**Problem requirements**: Omit the images and return the remaining entries unchanged.
START Exercise data
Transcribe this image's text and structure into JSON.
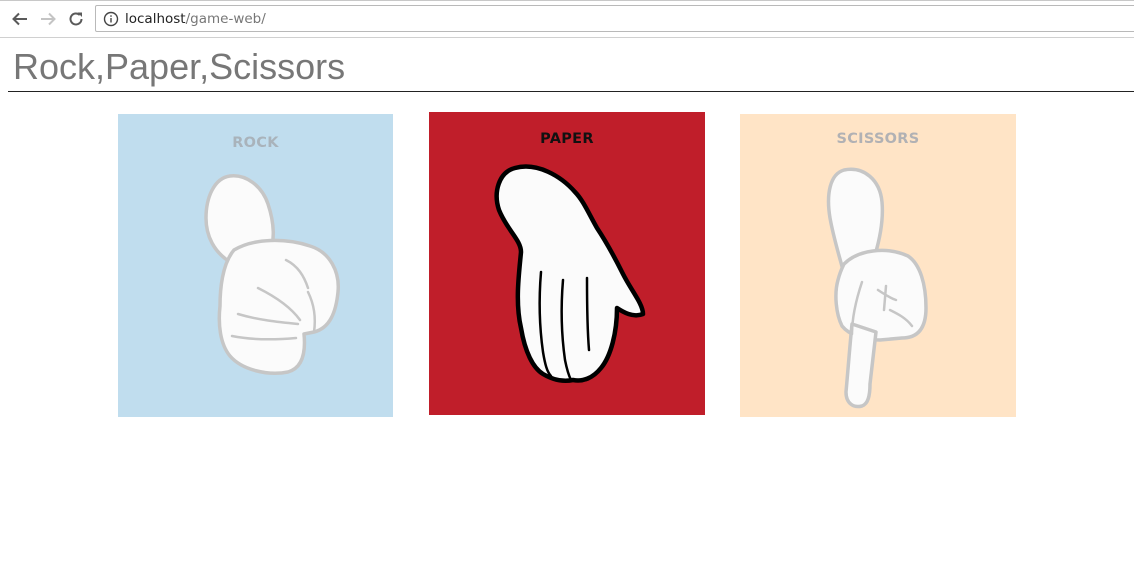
{
  "browser": {
    "url_host": "localhost",
    "url_path": "/game-web/",
    "back_icon": "back-arrow-icon",
    "forward_icon": "forward-arrow-icon",
    "reload_icon": "reload-icon",
    "info_icon": "info-icon"
  },
  "page": {
    "title": "Rock,Paper,Scissors"
  },
  "choices": [
    {
      "label": "ROCK",
      "bg_color": "#c0ddee",
      "label_color": "#a9b3bb",
      "selected": false,
      "icon": "rock-hand-icon"
    },
    {
      "label": "PAPER",
      "bg_color": "#c01e2a",
      "label_color": "#111111",
      "selected": true,
      "icon": "paper-hand-icon"
    },
    {
      "label": "SCISSORS",
      "bg_color": "#ffe4c6",
      "label_color": "#b1b1b4",
      "selected": false,
      "icon": "scissors-hand-icon"
    }
  ]
}
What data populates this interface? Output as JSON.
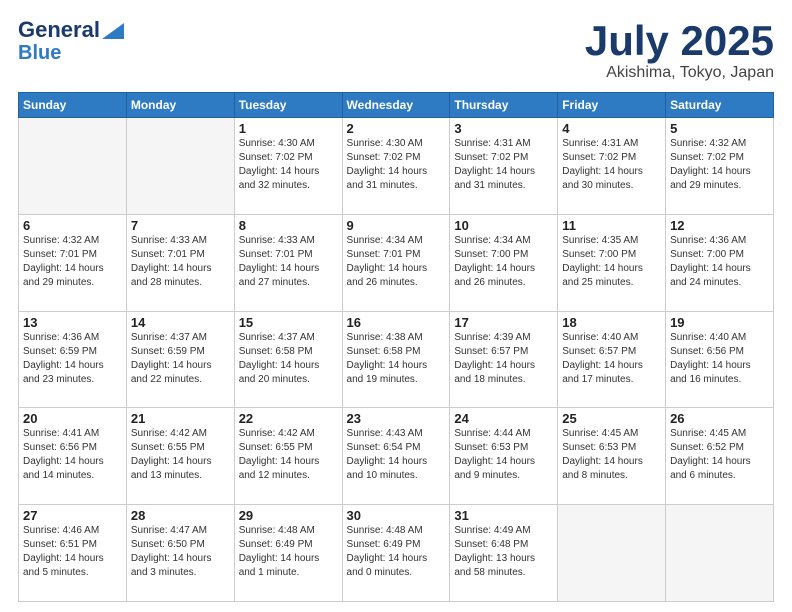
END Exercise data
**Answer below**:
Transcribe this image's text and structure into JSON.
{
  "browser": {
    "url_host": "localhost",
    "url_path": "/game-web/",
    "back_icon": "back-arrow-icon",
    "forward_icon": "forward-arrow-icon",
    "reload_icon": "reload-icon",
    "info_icon": "info-icon"
  },
  "page": {
    "title": "Rock,Paper,Scissors"
  },
  "choices": [
    {
      "label": "ROCK",
      "bg_color": "#c0ddee",
      "label_color": "#a9b3bb",
      "selected": false,
      "icon": "rock-hand-icon"
    },
    {
      "label": "PAPER",
      "bg_color": "#c01e2a",
      "label_color": "#111111",
      "selected": true,
      "icon": "paper-hand-icon"
    },
    {
      "label": "SCISSORS",
      "bg_color": "#ffe4c6",
      "label_color": "#b1b1b4",
      "selected": false,
      "icon": "scissors-hand-icon"
    }
  ]
}
What data populates this interface? Output as JSON.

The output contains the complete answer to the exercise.